The response must consist of every line of the listing, reproduced verbatim.

## Listed entries
[Start of section]

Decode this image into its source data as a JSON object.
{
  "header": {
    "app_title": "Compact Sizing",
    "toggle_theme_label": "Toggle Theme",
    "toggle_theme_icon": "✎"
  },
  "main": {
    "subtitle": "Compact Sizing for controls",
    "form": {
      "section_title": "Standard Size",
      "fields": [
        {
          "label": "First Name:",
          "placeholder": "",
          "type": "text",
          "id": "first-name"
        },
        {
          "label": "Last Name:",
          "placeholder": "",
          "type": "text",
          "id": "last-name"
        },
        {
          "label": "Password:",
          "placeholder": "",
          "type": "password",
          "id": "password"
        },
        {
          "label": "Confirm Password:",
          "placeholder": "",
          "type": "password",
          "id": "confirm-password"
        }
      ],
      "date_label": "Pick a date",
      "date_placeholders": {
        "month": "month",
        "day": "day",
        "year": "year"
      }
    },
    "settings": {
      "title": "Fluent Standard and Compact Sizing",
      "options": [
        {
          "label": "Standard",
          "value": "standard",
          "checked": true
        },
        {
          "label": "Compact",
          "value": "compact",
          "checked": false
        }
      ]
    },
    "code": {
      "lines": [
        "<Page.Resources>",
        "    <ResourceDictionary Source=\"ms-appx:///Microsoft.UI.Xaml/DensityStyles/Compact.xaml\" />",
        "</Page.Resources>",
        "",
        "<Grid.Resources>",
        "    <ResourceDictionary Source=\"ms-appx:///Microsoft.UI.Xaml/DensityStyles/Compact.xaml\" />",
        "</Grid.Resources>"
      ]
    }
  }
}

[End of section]

## Response box
Decode this image into its source data as a JSON object.
{
  "header": {
    "app_title": "Compact Sizing",
    "toggle_theme_label": "Toggle Theme",
    "toggle_theme_icon": "✎"
  },
  "main": {
    "subtitle": "Compact Sizing for controls",
    "form": {
      "section_title": "Standard Size",
      "fields": [
        {
          "label": "First Name:",
          "placeholder": "",
          "type": "text",
          "id": "first-name"
        },
        {
          "label": "Last Name:",
          "placeholder": "",
          "type": "text",
          "id": "last-name"
        },
        {
          "label": "Password:",
          "placeholder": "",
          "type": "password",
          "id": "password"
        },
        {
          "label": "Confirm Password:",
          "placeholder": "",
          "type": "password",
          "id": "confirm-password"
        }
      ],
      "date_label": "Pick a date",
      "date_placeholders": {
        "month": "month",
        "day": "day",
        "year": "year"
      }
    },
    "settings": {
      "title": "Fluent Standard and Compact Sizing",
      "options": [
        {
          "label": "Standard",
          "value": "standard",
          "checked": true
        },
        {
          "label": "Compact",
          "value": "compact",
          "checked": false
        }
      ]
    },
    "code": {
      "lines": [
        "<Page.Resources>",
        "    <ResourceDictionary Source=\"ms-appx:///Microsoft.UI.Xaml/DensityStyles/Compact.xaml\" />",
        "</Page.Resources>",
        "",
        "<Grid.Resources>",
        "    <ResourceDictionary Source=\"ms-appx:///Microsoft.UI.Xaml/DensityStyles/Compact.xaml\" />",
        "</Grid.Resources>"
      ]
    }
  }
}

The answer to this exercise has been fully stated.